### The task
Your answer must be every line of the data that contains "package".

Extracted records:
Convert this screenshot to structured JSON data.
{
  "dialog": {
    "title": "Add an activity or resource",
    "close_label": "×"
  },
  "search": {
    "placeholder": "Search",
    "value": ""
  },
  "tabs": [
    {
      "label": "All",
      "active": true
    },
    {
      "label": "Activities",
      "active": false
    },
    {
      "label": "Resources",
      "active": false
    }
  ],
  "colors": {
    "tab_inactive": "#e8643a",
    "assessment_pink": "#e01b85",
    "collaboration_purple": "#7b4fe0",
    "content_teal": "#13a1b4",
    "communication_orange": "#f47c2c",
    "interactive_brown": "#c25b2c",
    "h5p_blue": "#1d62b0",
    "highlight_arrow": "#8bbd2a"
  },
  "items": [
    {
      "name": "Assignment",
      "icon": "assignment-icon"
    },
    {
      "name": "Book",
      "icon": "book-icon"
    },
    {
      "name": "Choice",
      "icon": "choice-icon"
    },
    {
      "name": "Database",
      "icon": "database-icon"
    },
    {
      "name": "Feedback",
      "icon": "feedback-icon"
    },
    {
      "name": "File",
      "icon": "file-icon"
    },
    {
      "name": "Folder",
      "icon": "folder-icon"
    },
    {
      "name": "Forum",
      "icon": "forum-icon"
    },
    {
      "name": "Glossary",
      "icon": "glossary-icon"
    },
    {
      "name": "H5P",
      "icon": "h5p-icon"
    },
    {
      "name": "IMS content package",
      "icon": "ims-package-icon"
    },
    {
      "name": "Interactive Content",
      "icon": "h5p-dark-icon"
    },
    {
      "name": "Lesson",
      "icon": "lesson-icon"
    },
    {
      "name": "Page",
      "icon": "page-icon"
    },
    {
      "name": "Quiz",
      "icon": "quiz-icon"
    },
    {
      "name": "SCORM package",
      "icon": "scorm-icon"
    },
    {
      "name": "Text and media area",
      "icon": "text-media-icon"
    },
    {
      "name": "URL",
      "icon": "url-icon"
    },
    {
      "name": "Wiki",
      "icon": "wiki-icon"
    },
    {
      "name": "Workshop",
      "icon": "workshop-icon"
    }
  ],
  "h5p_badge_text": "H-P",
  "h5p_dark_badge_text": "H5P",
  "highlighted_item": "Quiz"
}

### Answer to this problem
      "name": "IMS content package",
      "icon": "ims-package-icon"
      "name": "SCORM package",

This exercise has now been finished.